** Opening DATA SUPPLIED block **
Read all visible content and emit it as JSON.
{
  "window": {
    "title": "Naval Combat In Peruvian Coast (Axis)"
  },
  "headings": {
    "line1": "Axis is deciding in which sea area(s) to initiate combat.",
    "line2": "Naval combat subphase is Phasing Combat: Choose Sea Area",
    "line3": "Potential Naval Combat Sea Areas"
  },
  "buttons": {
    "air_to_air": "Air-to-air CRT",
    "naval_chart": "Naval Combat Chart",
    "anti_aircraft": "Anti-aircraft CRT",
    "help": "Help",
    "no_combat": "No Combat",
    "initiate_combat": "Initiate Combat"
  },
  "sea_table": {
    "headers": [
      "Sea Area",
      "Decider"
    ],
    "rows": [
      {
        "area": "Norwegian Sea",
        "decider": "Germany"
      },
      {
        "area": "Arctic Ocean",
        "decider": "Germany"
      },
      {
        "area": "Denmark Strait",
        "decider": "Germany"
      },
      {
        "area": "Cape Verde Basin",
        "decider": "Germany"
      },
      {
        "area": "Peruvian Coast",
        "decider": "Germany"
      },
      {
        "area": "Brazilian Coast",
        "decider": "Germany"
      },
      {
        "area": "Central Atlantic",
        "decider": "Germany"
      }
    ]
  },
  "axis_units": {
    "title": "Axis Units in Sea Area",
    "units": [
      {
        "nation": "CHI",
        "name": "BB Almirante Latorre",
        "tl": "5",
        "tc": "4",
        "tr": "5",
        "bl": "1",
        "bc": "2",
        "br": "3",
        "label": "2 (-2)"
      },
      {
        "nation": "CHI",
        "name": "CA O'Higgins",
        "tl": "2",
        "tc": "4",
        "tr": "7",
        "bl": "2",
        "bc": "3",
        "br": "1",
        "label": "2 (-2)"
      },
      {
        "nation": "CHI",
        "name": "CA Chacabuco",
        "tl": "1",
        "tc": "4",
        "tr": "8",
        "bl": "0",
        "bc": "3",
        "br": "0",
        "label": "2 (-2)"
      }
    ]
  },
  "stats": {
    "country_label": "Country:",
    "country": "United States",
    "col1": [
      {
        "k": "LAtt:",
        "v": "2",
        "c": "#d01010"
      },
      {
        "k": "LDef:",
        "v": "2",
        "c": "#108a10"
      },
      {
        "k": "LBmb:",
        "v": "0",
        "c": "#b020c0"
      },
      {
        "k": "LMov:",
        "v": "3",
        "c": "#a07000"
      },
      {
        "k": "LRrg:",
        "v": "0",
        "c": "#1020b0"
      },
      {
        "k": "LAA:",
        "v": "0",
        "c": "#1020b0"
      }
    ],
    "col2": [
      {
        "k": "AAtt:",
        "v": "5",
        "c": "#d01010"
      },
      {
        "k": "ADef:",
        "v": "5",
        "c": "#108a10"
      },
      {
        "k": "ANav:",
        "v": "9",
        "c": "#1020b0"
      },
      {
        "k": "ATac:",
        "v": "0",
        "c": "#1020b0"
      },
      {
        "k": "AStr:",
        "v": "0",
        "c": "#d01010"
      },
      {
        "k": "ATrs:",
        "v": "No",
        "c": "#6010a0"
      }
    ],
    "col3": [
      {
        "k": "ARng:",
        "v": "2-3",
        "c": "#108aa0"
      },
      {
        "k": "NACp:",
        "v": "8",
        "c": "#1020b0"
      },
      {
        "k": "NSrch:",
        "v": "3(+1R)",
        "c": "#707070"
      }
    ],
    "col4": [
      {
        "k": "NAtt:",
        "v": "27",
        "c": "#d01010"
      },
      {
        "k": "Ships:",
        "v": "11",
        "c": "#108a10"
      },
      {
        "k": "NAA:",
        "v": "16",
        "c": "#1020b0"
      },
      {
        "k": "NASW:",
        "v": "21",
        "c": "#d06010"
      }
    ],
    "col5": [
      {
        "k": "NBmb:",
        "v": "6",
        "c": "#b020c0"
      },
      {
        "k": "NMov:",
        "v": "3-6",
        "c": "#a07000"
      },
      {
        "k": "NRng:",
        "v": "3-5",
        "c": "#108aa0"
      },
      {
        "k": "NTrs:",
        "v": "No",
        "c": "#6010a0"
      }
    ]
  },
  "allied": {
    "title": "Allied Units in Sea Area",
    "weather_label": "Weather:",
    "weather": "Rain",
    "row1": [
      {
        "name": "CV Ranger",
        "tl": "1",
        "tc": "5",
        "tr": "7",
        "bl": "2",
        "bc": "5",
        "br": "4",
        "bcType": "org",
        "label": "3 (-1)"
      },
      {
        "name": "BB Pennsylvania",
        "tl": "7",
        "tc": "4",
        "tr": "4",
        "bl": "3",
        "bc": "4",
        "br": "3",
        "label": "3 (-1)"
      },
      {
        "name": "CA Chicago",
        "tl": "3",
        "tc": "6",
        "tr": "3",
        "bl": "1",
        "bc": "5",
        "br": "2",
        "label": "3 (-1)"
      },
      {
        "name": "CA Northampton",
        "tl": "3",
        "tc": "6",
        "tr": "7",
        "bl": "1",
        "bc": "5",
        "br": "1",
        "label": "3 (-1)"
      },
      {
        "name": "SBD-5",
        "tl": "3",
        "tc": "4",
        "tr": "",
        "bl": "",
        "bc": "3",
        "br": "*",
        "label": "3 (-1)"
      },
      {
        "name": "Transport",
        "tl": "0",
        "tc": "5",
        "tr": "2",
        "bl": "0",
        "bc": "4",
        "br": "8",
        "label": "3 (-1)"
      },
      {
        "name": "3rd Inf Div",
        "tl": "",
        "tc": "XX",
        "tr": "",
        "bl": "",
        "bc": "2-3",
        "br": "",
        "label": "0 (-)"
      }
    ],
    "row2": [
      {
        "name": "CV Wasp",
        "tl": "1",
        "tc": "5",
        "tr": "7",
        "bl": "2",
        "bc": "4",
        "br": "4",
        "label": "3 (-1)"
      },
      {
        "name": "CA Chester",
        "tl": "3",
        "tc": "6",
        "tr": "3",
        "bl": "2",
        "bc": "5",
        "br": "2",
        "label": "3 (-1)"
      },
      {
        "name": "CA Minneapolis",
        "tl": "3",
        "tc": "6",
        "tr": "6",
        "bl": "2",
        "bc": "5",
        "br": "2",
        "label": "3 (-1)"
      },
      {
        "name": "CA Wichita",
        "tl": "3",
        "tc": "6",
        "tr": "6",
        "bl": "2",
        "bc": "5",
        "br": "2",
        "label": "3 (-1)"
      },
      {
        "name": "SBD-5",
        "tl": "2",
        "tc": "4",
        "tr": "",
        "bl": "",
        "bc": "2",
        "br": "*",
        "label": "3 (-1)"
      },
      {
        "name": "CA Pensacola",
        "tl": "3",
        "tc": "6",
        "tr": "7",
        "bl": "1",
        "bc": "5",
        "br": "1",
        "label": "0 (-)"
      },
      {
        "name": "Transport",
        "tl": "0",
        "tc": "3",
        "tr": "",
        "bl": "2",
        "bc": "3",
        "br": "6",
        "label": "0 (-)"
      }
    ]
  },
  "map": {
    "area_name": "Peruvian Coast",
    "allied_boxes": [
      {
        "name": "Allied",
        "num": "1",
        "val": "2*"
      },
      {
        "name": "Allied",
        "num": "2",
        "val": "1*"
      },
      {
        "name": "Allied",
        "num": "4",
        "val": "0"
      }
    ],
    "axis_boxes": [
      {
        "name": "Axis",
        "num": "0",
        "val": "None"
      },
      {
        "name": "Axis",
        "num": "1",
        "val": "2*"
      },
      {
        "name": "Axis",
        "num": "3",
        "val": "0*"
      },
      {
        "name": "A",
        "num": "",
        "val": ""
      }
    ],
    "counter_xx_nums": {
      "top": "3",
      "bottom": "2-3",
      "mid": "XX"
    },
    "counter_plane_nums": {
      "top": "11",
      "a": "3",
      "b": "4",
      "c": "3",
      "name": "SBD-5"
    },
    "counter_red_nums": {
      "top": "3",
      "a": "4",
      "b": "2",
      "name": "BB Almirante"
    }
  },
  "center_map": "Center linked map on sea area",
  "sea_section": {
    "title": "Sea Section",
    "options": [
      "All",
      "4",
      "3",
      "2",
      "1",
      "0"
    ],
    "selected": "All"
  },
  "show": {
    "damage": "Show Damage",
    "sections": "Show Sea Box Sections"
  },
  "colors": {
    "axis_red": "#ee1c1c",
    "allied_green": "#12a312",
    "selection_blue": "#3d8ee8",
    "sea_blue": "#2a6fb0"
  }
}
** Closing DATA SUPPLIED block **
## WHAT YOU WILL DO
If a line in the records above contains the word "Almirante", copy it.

## EXERCISE RESULT
        "name": "BB Almirante Latorre",
      "name": "BB Almirante"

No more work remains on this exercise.